3) Episode 691: This is the only episode that actually rattled me as an adult. Watching as a child, I was scared of everything; I was too young to understand the camp and kitsch that delight me now. But this episode, one of the last ones I write about in Ghosts of the Upper Floor, actually put a fright into me as an adult. In the opening scene, the mute, mutton-chopped ghost of Quentin Collins tries to strangle Maggie Evans with a purple curtain sash. The spectral homicide is interrupted by the Collins family maid, Mrs. Johnson, dressed in an angular panic-black dress, hair pulled back so tightly it must’ve given her a headache. Little David and Amy, enchanted children possessed by Quentin, watch the whole scene in weird nineteenth-century period costumes—David flailing about in a double-breasted frock coat and floppy bow tie, Amy right behind him in a neck-high, floor-length lace gown.
Later, they walk in creepy circles around Mrs. Johnson, warbling as they shuffle to the tune of “Quentin’s Theme” playing on the Victrola. Amy works herself into a frenzy—until Quentin, sick of the child’s braying, waves his hand in
front of her face and literally strikes her blind. The episode ends with David cackling in
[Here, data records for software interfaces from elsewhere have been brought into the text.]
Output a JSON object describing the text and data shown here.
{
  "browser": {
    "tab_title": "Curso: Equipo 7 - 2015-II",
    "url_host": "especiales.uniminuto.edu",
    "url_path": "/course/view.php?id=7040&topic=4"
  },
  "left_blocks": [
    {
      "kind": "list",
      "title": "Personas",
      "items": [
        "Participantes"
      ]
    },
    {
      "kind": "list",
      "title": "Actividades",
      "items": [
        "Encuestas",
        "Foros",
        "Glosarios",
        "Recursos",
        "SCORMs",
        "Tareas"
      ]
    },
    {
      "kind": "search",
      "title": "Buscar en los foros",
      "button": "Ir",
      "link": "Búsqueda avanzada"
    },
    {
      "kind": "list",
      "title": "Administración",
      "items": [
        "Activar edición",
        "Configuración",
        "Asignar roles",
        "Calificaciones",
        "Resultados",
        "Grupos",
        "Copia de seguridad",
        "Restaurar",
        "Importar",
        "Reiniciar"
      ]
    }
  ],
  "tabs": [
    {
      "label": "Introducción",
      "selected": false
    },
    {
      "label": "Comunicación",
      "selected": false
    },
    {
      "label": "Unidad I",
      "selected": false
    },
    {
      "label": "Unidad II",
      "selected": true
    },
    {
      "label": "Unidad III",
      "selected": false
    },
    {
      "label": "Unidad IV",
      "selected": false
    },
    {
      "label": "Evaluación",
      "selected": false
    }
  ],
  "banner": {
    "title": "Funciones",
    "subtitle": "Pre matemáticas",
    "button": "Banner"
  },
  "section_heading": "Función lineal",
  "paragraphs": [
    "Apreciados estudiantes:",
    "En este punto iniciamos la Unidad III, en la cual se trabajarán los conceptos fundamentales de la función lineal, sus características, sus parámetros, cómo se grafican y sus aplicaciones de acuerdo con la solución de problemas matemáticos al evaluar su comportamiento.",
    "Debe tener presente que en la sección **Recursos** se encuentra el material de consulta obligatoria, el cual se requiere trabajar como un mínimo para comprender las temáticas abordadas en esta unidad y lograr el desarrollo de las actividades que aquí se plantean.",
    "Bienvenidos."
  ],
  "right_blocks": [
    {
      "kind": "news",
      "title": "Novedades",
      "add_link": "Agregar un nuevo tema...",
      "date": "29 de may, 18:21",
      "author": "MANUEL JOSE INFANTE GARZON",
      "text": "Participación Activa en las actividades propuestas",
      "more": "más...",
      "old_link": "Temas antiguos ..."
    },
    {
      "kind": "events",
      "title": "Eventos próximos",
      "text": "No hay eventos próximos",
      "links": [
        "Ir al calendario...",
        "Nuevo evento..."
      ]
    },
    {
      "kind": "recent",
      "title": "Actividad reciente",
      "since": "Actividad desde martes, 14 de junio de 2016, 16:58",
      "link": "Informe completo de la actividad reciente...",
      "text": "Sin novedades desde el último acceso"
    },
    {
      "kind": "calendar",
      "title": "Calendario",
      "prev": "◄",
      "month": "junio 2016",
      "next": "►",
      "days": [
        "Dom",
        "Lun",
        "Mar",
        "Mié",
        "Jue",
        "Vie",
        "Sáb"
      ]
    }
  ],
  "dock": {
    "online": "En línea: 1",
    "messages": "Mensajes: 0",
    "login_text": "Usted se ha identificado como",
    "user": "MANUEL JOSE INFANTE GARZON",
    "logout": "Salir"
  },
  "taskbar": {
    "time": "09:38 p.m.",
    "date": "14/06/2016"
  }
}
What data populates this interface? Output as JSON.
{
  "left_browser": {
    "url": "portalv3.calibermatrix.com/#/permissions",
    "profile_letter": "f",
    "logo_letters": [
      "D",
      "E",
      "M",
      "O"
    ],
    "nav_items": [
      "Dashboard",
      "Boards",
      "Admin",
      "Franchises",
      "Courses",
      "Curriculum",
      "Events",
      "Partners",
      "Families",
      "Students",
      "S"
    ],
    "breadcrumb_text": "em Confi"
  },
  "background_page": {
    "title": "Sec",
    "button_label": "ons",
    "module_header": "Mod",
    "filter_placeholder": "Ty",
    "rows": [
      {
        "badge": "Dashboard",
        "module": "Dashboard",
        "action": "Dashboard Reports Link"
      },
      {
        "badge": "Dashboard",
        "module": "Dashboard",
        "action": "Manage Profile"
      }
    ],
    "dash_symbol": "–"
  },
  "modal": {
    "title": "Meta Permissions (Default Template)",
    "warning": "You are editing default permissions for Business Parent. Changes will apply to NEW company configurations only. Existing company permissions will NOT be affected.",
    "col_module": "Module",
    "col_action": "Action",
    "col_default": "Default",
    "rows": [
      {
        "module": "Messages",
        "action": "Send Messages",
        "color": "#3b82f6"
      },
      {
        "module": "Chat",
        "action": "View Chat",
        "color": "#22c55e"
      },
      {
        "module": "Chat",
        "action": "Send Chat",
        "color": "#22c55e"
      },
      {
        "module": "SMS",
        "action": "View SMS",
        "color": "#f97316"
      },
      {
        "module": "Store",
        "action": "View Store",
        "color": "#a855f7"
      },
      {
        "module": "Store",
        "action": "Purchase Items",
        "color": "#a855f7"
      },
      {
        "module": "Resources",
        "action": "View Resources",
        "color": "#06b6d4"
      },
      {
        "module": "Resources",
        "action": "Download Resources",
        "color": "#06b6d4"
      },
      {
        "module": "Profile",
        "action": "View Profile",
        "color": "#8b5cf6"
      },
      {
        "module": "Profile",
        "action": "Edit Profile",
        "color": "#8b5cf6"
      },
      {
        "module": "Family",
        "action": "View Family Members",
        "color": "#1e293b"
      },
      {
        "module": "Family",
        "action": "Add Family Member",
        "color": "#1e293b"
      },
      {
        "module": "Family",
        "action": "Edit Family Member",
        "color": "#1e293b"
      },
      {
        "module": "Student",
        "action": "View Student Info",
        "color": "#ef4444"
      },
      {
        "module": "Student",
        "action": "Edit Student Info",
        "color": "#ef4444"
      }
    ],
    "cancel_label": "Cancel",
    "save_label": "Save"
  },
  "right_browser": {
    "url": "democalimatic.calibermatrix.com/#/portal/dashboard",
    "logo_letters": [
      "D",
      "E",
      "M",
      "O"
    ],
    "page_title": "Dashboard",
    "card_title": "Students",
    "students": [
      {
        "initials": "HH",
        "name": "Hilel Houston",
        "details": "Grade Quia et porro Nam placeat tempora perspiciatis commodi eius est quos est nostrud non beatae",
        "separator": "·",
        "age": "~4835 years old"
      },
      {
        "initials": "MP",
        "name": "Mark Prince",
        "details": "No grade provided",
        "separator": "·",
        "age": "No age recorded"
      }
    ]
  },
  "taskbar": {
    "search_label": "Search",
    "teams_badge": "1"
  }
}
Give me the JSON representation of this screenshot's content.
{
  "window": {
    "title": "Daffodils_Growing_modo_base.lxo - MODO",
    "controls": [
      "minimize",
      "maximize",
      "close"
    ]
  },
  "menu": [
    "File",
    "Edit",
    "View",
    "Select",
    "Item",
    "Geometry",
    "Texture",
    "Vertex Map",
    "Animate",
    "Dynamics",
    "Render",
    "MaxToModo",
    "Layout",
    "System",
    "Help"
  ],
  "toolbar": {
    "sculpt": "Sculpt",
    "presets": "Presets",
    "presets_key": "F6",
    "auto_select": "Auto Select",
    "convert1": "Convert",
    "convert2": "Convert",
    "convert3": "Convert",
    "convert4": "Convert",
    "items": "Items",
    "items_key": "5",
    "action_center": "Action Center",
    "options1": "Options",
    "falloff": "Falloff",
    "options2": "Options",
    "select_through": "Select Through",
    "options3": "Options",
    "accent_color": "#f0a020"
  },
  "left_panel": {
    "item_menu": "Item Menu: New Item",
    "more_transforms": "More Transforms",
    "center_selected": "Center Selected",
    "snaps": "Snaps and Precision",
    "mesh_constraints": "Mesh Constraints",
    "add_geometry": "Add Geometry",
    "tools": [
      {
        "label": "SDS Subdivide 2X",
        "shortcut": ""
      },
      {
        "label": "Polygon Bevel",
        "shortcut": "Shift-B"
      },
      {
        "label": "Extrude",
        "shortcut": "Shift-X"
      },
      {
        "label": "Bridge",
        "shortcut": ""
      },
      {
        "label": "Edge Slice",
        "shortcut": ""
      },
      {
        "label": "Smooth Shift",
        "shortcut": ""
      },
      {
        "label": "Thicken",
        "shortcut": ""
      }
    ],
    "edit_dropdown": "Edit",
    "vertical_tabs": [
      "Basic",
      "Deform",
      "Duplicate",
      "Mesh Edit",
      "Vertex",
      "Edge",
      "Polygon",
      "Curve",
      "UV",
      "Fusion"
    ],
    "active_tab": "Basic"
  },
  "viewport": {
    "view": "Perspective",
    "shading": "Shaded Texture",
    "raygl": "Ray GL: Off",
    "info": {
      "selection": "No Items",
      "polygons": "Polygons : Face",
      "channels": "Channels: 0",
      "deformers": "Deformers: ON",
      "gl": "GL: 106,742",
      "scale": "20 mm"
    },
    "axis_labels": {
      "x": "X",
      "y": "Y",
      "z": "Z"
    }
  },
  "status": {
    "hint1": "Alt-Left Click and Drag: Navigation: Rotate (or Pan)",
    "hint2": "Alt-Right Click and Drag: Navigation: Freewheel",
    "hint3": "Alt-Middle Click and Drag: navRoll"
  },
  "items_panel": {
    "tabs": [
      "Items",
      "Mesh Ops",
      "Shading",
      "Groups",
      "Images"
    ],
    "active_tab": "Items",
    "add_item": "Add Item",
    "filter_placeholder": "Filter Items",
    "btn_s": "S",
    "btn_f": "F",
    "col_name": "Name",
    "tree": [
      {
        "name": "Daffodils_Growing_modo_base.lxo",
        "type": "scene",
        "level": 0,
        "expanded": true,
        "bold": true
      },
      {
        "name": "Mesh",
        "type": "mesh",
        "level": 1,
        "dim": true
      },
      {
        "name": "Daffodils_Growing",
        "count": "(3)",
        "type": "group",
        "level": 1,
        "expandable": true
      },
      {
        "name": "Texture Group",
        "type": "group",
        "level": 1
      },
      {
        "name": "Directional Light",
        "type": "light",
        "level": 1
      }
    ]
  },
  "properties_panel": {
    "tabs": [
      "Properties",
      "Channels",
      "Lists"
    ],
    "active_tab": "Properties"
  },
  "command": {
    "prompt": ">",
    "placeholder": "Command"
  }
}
sociopathic deadpan, “It’s too late. It’s too late to be afraid.” Typical Dark Shadows over-the-top pandemonium; but this time, as an adult, it shook me, watching a ghost who can sweep his hands over children’s eyes and make them go blind. The show lost its mind for that episode, and I absolutely loved it.”
5. Is there any exciting events or news that you would like to share?
“I’ll be doing readings for the book in the Midwest this year, and I’m in the process of setting up East Coast and West Coast readings for 2020. The full 2020 schedule hasn’t been finalized yet, but folks can go to my readings webpage:
Also my Facebook:
I can also be contacted directly at my email address:
to set up further readings.